**Exercise:** Could you repeat the whole listing below exactly as it stands?

───── Material provided

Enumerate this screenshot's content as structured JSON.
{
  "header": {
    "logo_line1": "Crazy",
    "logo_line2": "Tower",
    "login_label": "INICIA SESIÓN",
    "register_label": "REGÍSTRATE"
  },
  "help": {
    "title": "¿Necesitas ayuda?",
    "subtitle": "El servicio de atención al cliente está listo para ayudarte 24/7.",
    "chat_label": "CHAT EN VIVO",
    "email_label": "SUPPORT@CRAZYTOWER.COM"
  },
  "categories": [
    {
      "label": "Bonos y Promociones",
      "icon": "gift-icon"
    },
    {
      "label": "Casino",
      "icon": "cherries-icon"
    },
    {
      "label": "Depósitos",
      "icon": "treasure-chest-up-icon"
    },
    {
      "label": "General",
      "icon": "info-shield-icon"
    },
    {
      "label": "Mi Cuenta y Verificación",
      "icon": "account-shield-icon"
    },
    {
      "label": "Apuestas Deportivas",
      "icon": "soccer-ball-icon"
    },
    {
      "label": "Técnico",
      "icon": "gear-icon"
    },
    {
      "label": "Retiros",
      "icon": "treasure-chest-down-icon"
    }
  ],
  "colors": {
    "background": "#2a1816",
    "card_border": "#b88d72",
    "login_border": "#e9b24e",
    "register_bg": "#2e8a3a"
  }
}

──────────

**Response to this task:**
Enumerate this screenshot's content as structured JSON.
{
  "header": {
    "logo_line1": "Crazy",
    "logo_line2": "Tower",
    "login_label": "INICIA SESIÓN",
    "register_label": "REGÍSTRATE"
  },
  "help": {
    "title": "¿Necesitas ayuda?",
    "subtitle": "El servicio de atención al cliente está listo para ayudarte 24/7.",
    "chat_label": "CHAT EN VIVO",
    "email_label": "SUPPORT@CRAZYTOWER.COM"
  },
  "categories": [
    {
      "label": "Bonos y Promociones",
      "icon": "gift-icon"
    },
    {
      "label": "Casino",
      "icon": "cherries-icon"
    },
    {
      "label": "Depósitos",
      "icon": "treasure-chest-up-icon"
    },
    {
      "label": "General",
      "icon": "info-shield-icon"
    },
    {
      "label": "Mi Cuenta y Verificación",
      "icon": "account-shield-icon"
    },
    {
      "label": "Apuestas Deportivas",
      "icon": "soccer-ball-icon"
    },
    {
      "label": "Técnico",
      "icon": "gear-icon"
    },
    {
      "label": "Retiros",
      "icon": "treasure-chest-down-icon"
    }
  ],
  "colors": {
    "background": "#2a1816",
    "card_border": "#b88d72",
    "login_border": "#e9b24e",
    "register_bg": "#2e8a3a"
  }
}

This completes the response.